This intent should be mirrored in the setting of EU and U.S. mandates, tax incentives, and tariffs:

  • In the absence of viable second-generation biofuels, incentives, tariffs, and standards that are structured primarily to promote domestic production of certain biofuels will retard the procurement and development of other more energy — and cost-efficient — biofuels.

And the reports keep on coming. Just today, the National Research Council has come out with a study that concludes that if projected increases in the use of corn for ethanol production occur in the United States, “the harm to water quality could be considerable, and water supply problems at the regional and local levels could also arise.”

Another group, the Meadowland Project, has produced a rather dystopian-optimistic set of future scenarios for the rural northern Great Plains region in 2050. Here’s a taste of two of the four:

There’s No Place Like Home

This is a world in which a long-term drought caused by climate change has a catastrophic impact on the robust ethanol industry, which leads to economic and social collapse within the northern Great Plains. This collapse and struggle spawns renewal and a new, more equitable and just way of life for all people and species.

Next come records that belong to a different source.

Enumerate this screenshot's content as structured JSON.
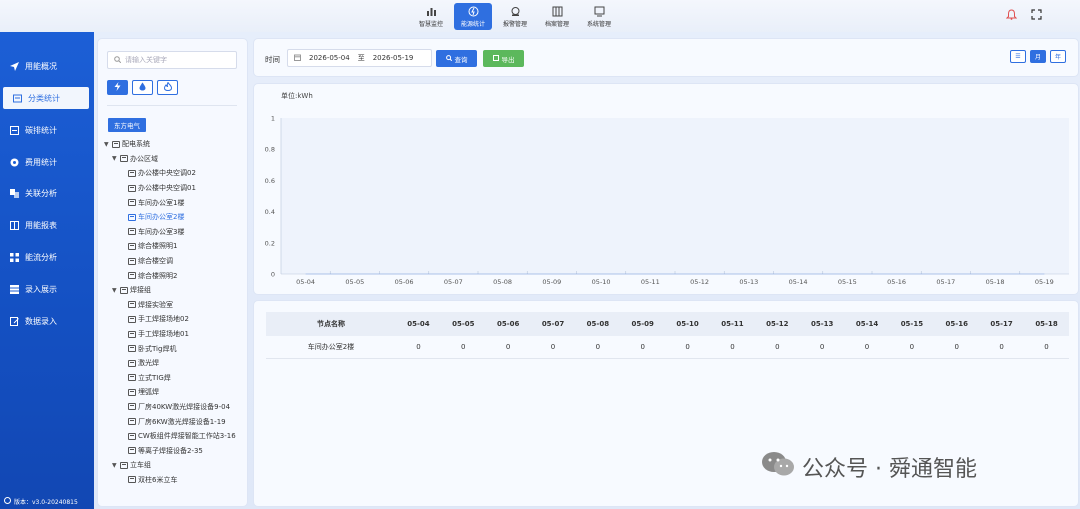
{
  "nav": {
    "items": [
      {
        "label": "智慧监控",
        "icon": "bar-chart-icon"
      },
      {
        "label": "能源统计",
        "icon": "energy-icon",
        "active": true
      },
      {
        "label": "报警管理",
        "icon": "alarm-icon"
      },
      {
        "label": "档案管理",
        "icon": "archive-icon"
      },
      {
        "label": "系统管理",
        "icon": "monitor-icon"
      }
    ]
  },
  "sidebar": {
    "items": [
      {
        "label": "用能概况",
        "icon": "send-icon"
      },
      {
        "label": "分类统计",
        "icon": "category-icon",
        "active": true
      },
      {
        "label": "碳排统计",
        "icon": "carbon-icon"
      },
      {
        "label": "费用统计",
        "icon": "cost-icon"
      },
      {
        "label": "关联分析",
        "icon": "link-icon"
      },
      {
        "label": "用能报表",
        "icon": "report-icon"
      },
      {
        "label": "能流分析",
        "icon": "flow-icon"
      },
      {
        "label": "录入展示",
        "icon": "input-display-icon"
      },
      {
        "label": "数据录入",
        "icon": "data-entry-icon"
      }
    ],
    "version": "版本：v3.0-20240815"
  },
  "tree": {
    "search_placeholder": "请输入关键字",
    "company": "东方电气",
    "nodes": [
      {
        "label": "配电系统",
        "level": 0,
        "caret": true
      },
      {
        "label": "办公区域",
        "level": 1,
        "caret": true
      },
      {
        "label": "办公楼中央空调02",
        "level": 2
      },
      {
        "label": "办公楼中央空调01",
        "level": 2
      },
      {
        "label": "车间办公室1楼",
        "level": 2
      },
      {
        "label": "车间办公室2楼",
        "level": 2,
        "selected": true
      },
      {
        "label": "车间办公室3楼",
        "level": 2
      },
      {
        "label": "综合楼照明1",
        "level": 2
      },
      {
        "label": "综合楼空调",
        "level": 2
      },
      {
        "label": "综合楼照明2",
        "level": 2
      },
      {
        "label": "焊接组",
        "level": 1,
        "caret": true
      },
      {
        "label": "焊接实验室",
        "level": 2
      },
      {
        "label": "手工焊接场地02",
        "level": 2
      },
      {
        "label": "手工焊接场地01",
        "level": 2
      },
      {
        "label": "卧式Tig焊机",
        "level": 2
      },
      {
        "label": "激光焊",
        "level": 2
      },
      {
        "label": "立式TIG焊",
        "level": 2
      },
      {
        "label": "埋弧焊",
        "level": 2
      },
      {
        "label": "厂房40KW激光焊接设备9-04",
        "level": 2
      },
      {
        "label": "厂房6KW激光焊接设备1-19",
        "level": 2
      },
      {
        "label": "CW板组件焊接智能工作站3-16",
        "level": 2
      },
      {
        "label": "等离子焊接设备2-35",
        "level": 2
      },
      {
        "label": "立车组",
        "level": 1,
        "caret": true
      },
      {
        "label": "双柱6米立车",
        "level": 2
      }
    ]
  },
  "toolbar": {
    "time_label": "时间",
    "start_date": "2026-05-04",
    "to_label": "至",
    "end_date": "2026-05-19",
    "query_label": "查询",
    "export_label": "导出",
    "period_buttons": [
      {
        "label": "☰",
        "active": false
      },
      {
        "label": "月",
        "active": true
      },
      {
        "label": "年",
        "active": false
      }
    ]
  },
  "chart_data": {
    "type": "line",
    "unit_label": "单位:kWh",
    "categories": [
      "05-04",
      "05-05",
      "05-06",
      "05-07",
      "05-08",
      "05-09",
      "05-10",
      "05-11",
      "05-12",
      "05-13",
      "05-14",
      "05-15",
      "05-16",
      "05-17",
      "05-18",
      "05-19"
    ],
    "y_ticks": [
      "0",
      "0.2",
      "0.4",
      "0.6",
      "0.8",
      "1"
    ],
    "ylim": [
      0,
      1
    ],
    "series": [
      {
        "name": "车间办公室2楼",
        "values": [
          0,
          0,
          0,
          0,
          0,
          0,
          0,
          0,
          0,
          0,
          0,
          0,
          0,
          0,
          0,
          0
        ]
      }
    ]
  },
  "table": {
    "headers": [
      "节点名称",
      "05-04",
      "05-05",
      "05-06",
      "05-07",
      "05-08",
      "05-09",
      "05-10",
      "05-11",
      "05-12",
      "05-13",
      "05-14",
      "05-15",
      "05-16",
      "05-17",
      "05-18"
    ],
    "rows": [
      [
        "车间办公室2楼",
        "0",
        "0",
        "0",
        "0",
        "0",
        "0",
        "0",
        "0",
        "0",
        "0",
        "0",
        "0",
        "0",
        "0",
        "0"
      ]
    ]
  },
  "watermark": "公众号 · 舜通智能",
  "colors": {
    "primary": "#2f6fe0",
    "sidebar": "#1c5fd6",
    "export": "#5cb85c",
    "alert": "#e05050"
  }
}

The Big Empty

This is a world in which the region sees an expansion of ethanol and biofuel production, which provide short-term growth for rural communities. But advances in technology lead to improved efficiency and increasing economies of scale. As the ethanol facilities grow larger, fewer and fewer employees are needed to operate them. Family farms disappear and rural economies falter as corporate farming and mega ethanol plants take over. A third of the region’s population dies and is not replaced. Lack of proper services and loss of rural communities lead to a region empty of people and hope.

I’d better stop there. I’ll have some more reports to report on in a couple of weeks.